Load path and require vs. require_relative
After hours and hours looking on Google for “what is load path?” and “what is require?” and “require vs. require relative”, I finally had a Eureka moment this morning when Christoph explained it to me.
This blog post is a note to myself so I will always remember what load path is and why we should use require and not require relative.
- What is load path?
It looks like this on a ruby project:
$LOAD_PATH << File.expand_path(‘../../../lib’, __FILE__)
Load path is an array. An array where we store files paths.
We could translate “$LOAD_PATH << File.expand_path(‘../../../lib’, __FILE__)” into “starting from FILE, follow the path down ../../../lib, then return the absolute path of lib” (where your code is).
In short: imagine load path like a bucket where all your files paths are.
When you are working on a project, you might need to get access to files and the code that is inside. How do you do that? By using require.

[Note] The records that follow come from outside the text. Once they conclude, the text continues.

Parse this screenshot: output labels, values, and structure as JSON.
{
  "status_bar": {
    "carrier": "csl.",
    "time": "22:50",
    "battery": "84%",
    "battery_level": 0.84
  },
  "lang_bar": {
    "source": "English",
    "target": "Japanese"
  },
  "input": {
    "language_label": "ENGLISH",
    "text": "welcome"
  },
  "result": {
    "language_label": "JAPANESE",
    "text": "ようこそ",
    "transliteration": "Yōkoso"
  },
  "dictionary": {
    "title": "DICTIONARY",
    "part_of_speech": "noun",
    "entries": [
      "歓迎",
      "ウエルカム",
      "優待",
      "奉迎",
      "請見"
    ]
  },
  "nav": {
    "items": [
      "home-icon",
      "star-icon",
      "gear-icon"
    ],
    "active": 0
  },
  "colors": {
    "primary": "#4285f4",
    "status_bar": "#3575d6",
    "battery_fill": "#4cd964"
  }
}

You only need to write “require + name of your file” and you are done!
When you write “require + name of your file”, imagine you are making a call to load path, asking hey! Give me this file and the information inside and load path will do it.
Now you know what load path is, check; what require is, check; but what is this require_relative we see everywhere?
Well, from what I read you shouldn’t see it and use it.
Require is used to require a file, a file stored in load path. So far so good. But, when you use require_relative it is like asking to retrieve a file from a specific location and that is a bad practice. It is bad because you should require files that are in load path and not ask to retrieve files from a specific location. There are complicated explanations as to why specifically, we shouldn’t use require_relative but I leave those for later when I will work on a big ruby project and face this problem. Let’s stick to using require, it’s easier and above all, it makes sense.